*Required work*. Copy each line from the entries that the word "access" appears in.

*Stored data*.
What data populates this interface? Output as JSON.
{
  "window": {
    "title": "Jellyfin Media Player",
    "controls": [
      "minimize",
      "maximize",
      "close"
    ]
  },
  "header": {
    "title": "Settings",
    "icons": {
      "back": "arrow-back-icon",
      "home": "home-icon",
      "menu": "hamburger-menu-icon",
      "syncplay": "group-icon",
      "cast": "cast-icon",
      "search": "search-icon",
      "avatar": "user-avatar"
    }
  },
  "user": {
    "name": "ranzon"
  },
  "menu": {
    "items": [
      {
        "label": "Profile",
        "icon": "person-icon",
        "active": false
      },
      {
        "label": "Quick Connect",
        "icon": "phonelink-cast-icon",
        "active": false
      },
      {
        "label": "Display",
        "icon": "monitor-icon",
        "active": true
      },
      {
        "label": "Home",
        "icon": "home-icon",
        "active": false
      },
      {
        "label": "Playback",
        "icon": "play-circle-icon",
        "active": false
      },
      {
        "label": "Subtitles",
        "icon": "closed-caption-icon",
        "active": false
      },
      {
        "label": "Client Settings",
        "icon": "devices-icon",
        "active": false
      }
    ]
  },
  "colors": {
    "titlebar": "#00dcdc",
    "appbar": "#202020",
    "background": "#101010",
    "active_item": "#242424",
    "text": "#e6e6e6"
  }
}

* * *

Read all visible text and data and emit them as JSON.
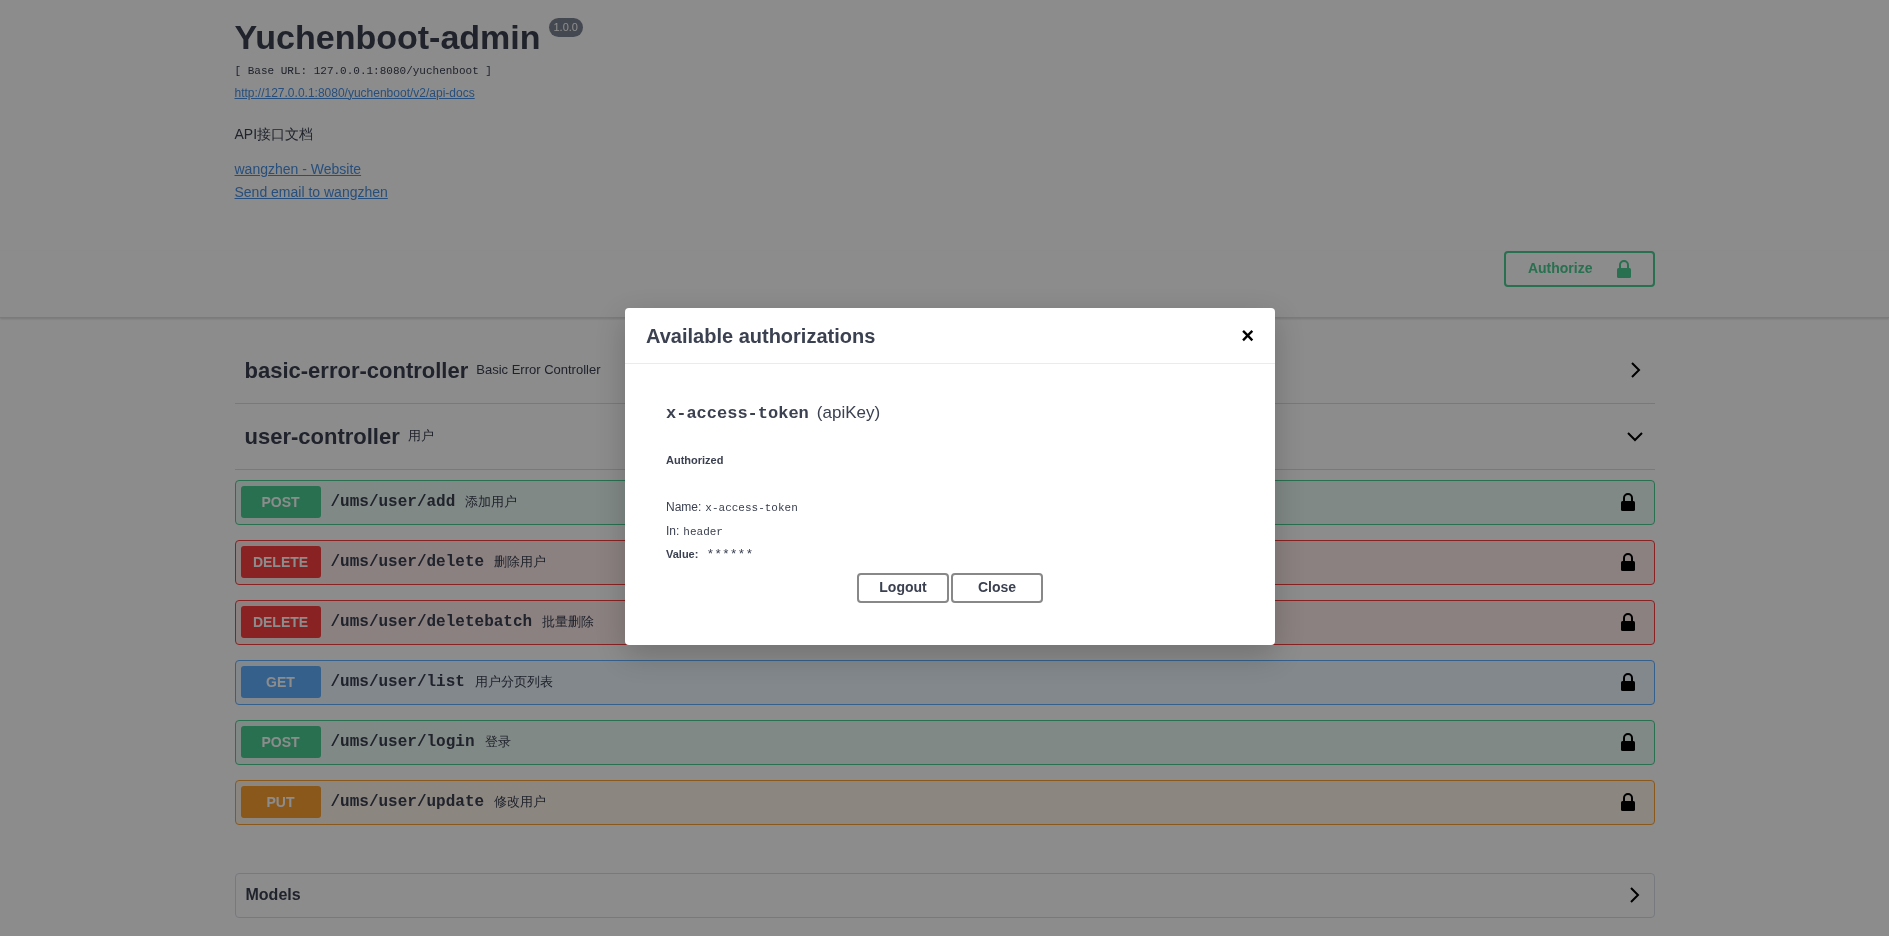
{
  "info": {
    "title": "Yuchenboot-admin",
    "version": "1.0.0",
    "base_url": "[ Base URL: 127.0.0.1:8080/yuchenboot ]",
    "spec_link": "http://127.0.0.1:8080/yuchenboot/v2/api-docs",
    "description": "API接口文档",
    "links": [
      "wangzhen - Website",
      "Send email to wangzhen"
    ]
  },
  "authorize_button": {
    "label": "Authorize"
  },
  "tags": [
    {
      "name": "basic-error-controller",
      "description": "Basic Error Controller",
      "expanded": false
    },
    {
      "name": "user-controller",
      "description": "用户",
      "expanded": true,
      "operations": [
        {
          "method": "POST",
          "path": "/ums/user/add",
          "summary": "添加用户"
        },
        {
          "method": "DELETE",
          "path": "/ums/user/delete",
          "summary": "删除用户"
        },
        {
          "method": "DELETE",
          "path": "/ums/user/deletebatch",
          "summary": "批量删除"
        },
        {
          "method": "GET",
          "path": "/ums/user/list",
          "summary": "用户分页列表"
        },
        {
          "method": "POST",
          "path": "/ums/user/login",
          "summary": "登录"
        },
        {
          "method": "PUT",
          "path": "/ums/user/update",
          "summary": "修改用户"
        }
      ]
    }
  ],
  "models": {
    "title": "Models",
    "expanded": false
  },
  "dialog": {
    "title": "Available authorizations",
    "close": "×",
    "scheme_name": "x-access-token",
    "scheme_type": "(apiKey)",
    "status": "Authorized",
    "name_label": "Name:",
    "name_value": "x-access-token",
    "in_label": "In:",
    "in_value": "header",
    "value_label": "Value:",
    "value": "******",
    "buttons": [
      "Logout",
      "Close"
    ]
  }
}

*Output for this exercise*.
    "scheme_name": "x-access-token",
    "name_value": "x-access-token",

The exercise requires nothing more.